- Assigned task
Whatever lies between the line with "What data populates" and the end of the data, both included, must be copied exactly and without pictures.

- Information provided
•••••
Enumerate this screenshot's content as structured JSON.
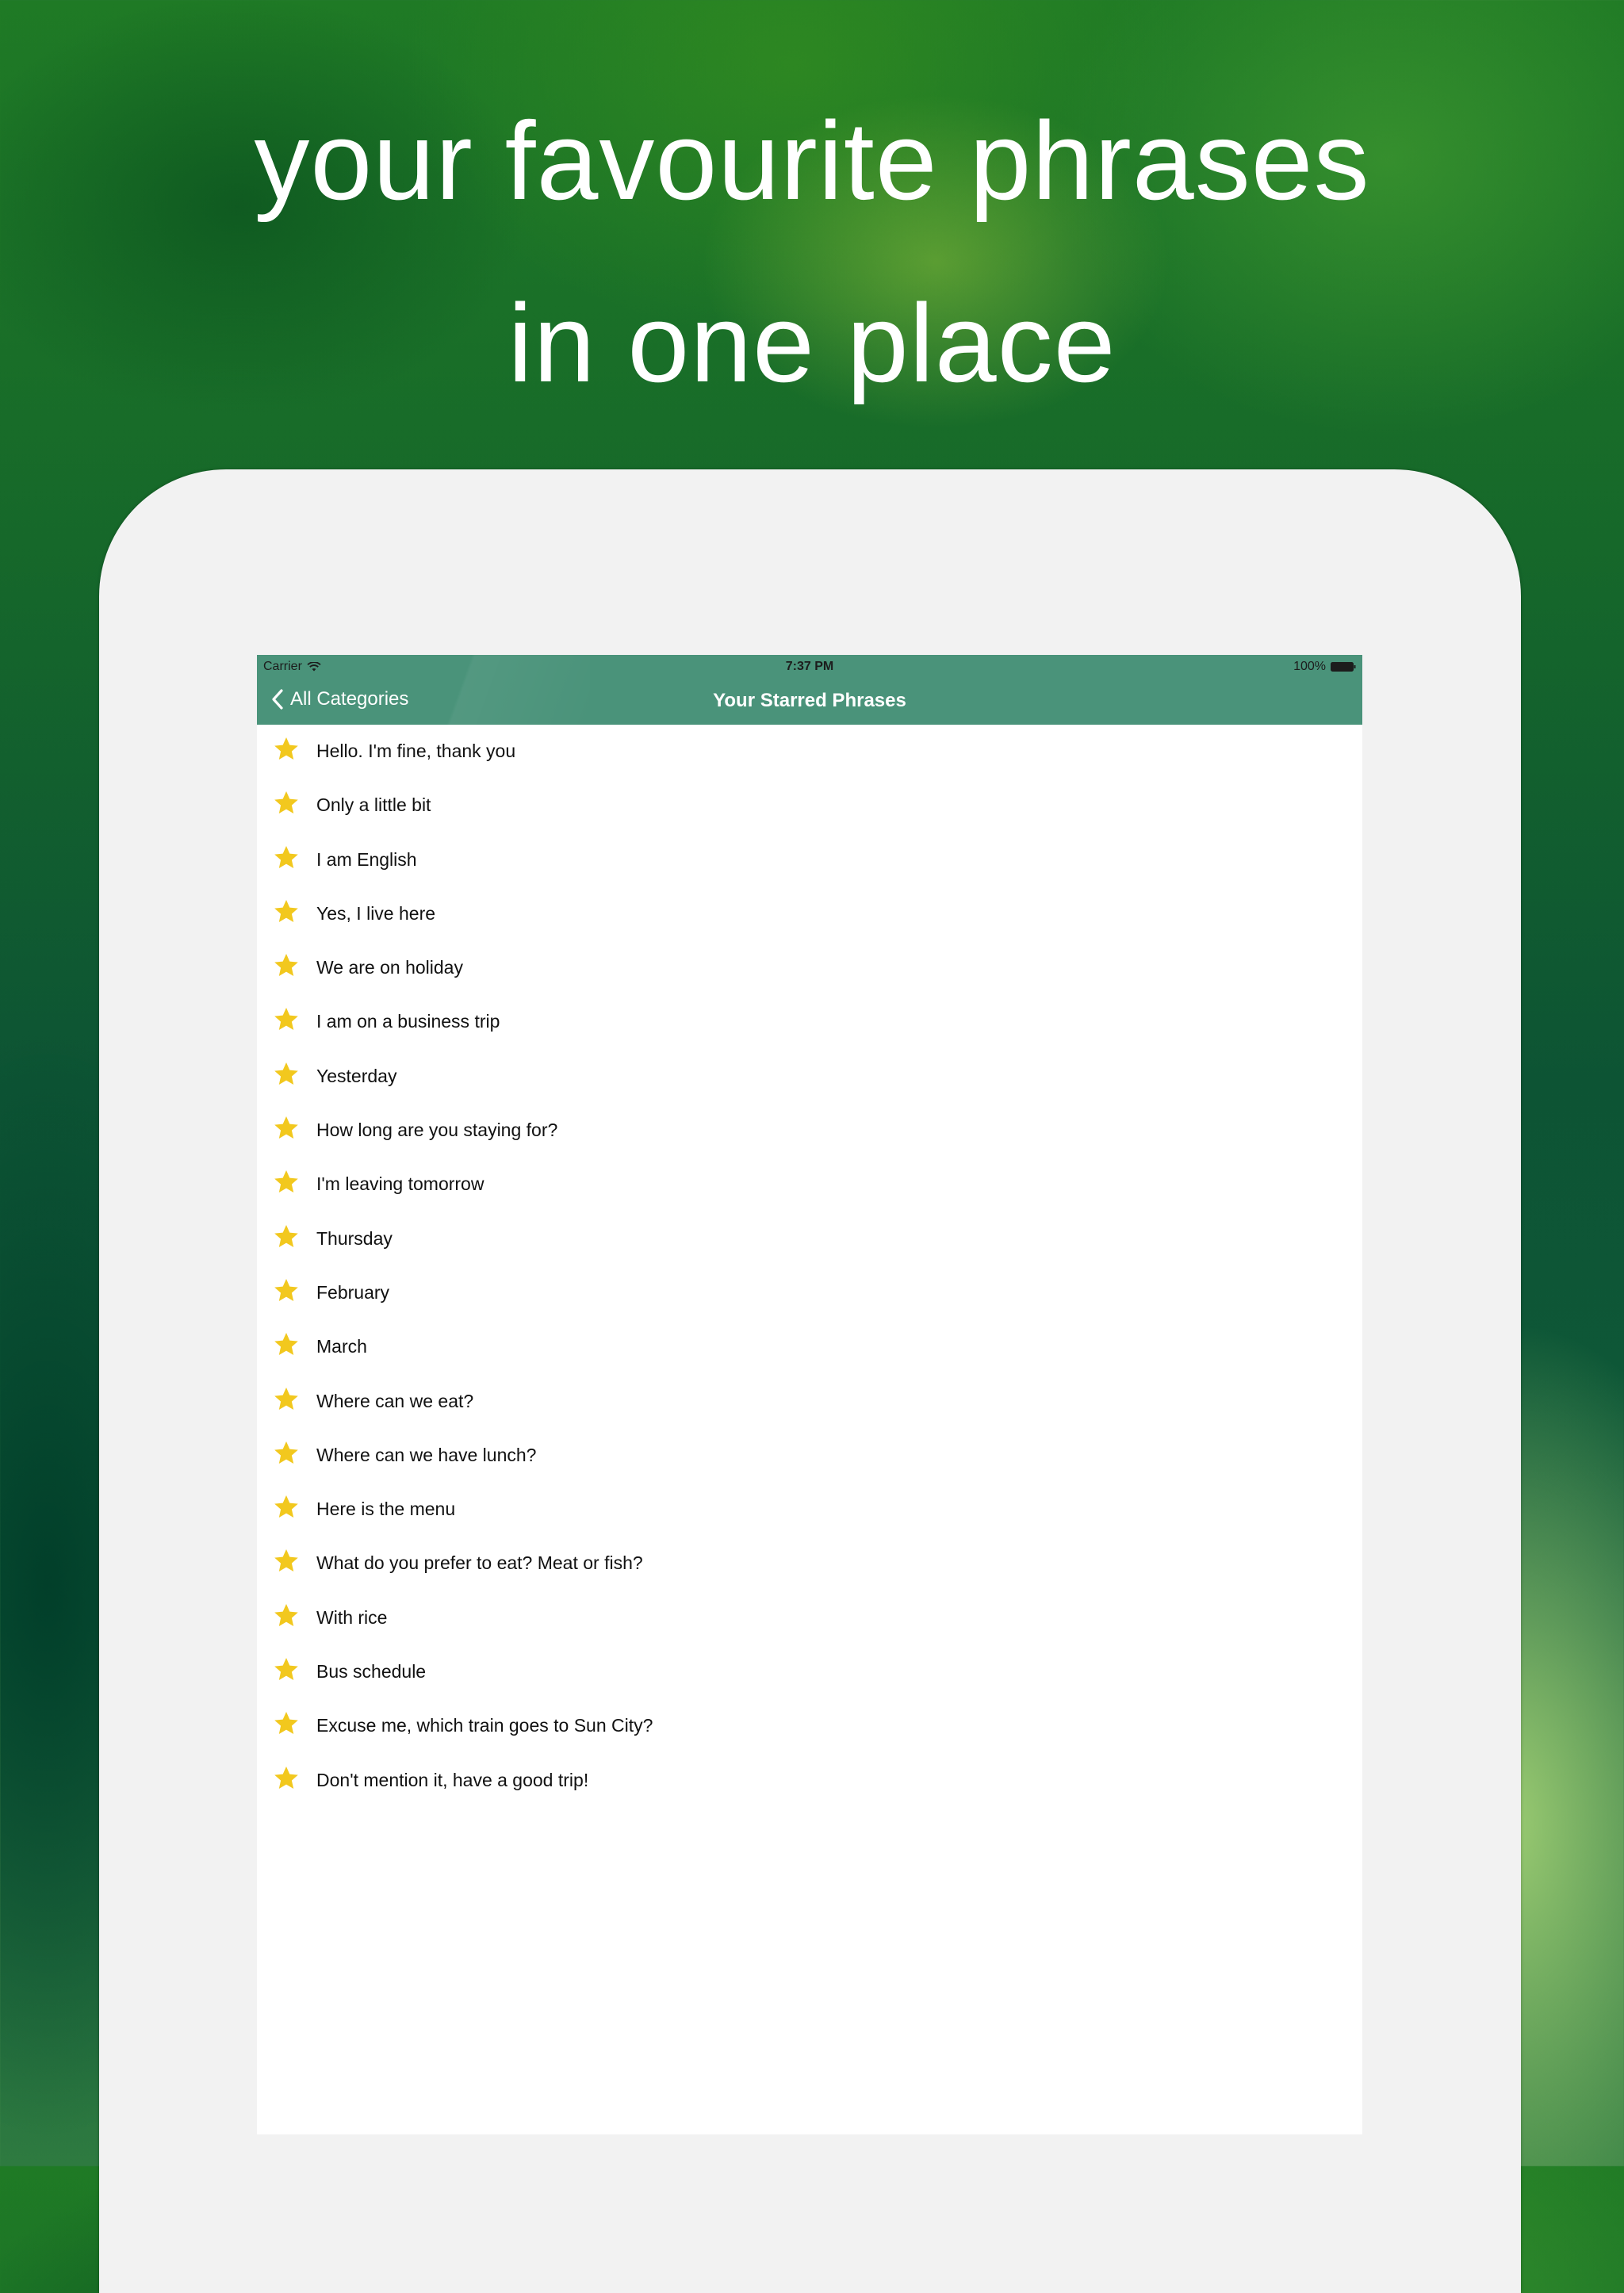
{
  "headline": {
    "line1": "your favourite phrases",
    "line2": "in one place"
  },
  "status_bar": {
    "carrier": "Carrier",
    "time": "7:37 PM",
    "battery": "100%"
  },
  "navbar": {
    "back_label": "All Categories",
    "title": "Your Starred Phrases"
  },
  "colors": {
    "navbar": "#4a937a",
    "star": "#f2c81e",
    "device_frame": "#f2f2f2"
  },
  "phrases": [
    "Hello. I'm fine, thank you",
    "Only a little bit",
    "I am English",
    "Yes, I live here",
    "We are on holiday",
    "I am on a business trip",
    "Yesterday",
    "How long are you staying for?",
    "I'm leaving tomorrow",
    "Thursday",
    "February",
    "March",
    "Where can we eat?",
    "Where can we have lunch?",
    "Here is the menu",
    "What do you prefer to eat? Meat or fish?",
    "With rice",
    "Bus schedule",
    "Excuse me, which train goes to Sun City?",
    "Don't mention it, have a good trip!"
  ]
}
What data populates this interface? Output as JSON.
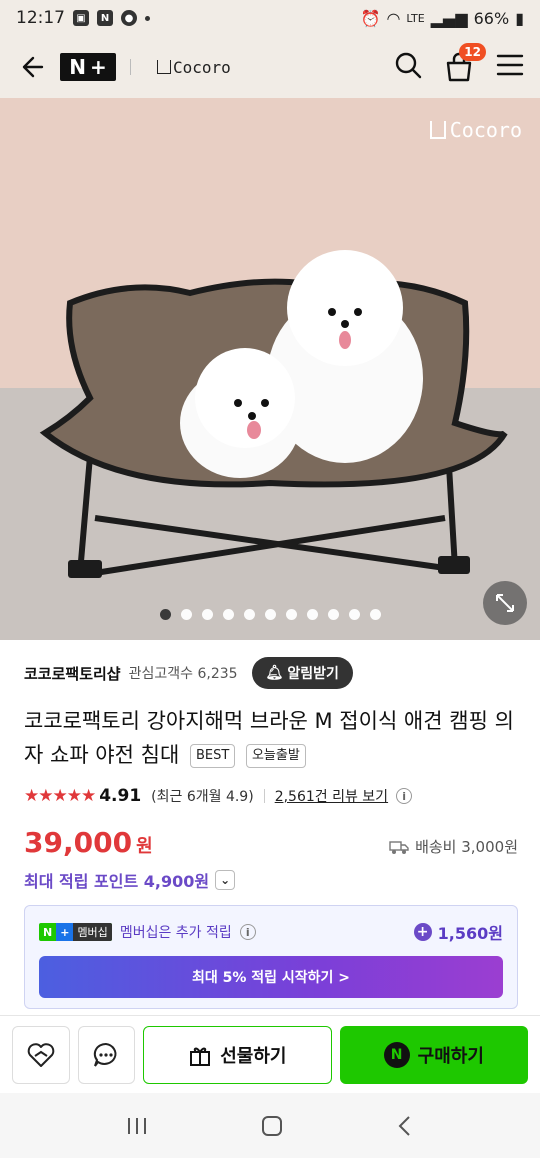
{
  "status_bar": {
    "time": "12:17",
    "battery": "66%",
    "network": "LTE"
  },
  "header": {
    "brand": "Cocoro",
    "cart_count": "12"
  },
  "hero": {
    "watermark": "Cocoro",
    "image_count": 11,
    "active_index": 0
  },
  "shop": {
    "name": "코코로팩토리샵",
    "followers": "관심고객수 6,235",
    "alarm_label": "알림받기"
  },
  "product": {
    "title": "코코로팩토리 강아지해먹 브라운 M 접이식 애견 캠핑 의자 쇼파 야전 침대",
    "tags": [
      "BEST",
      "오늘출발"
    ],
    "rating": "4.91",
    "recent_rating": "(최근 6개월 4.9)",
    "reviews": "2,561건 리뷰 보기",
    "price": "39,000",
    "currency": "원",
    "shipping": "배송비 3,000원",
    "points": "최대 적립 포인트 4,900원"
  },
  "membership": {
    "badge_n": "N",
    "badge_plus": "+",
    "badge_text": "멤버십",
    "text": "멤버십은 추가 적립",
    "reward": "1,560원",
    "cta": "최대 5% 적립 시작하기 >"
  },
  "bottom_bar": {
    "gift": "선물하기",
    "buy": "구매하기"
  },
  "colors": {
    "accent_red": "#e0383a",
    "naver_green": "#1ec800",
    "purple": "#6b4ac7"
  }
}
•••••
- Answer to this problem
What data populates this interface? Output as JSON.
{
  "status_bar": {
    "time": "12:17",
    "battery": "66%",
    "network": "LTE"
  },
  "header": {
    "brand": "Cocoro",
    "cart_count": "12"
  },
  "hero": {
    "watermark": "Cocoro",
    "image_count": 11,
    "active_index": 0
  },
  "shop": {
    "name": "코코로팩토리샵",
    "followers": "관심고객수 6,235",
    "alarm_label": "알림받기"
  },
  "product": {
    "title": "코코로팩토리 강아지해먹 브라운 M 접이식 애견 캠핑 의자 쇼파 야전 침대",
    "tags": [
      "BEST",
      "오늘출발"
    ],
    "rating": "4.91",
    "recent_rating": "(최근 6개월 4.9)",
    "reviews": "2,561건 리뷰 보기",
    "price": "39,000",
    "currency": "원",
    "shipping": "배송비 3,000원",
    "points": "최대 적립 포인트 4,900원"
  },
  "membership": {
    "badge_n": "N",
    "badge_plus": "+",
    "badge_text": "멤버십",
    "text": "멤버십은 추가 적립",
    "reward": "1,560원",
    "cta": "최대 5% 적립 시작하기 >"
  },
  "bottom_bar": {
    "gift": "선물하기",
    "buy": "구매하기"
  },
  "colors": {
    "accent_red": "#e0383a",
    "naver_green": "#1ec800",
    "purple": "#6b4ac7"
  }
}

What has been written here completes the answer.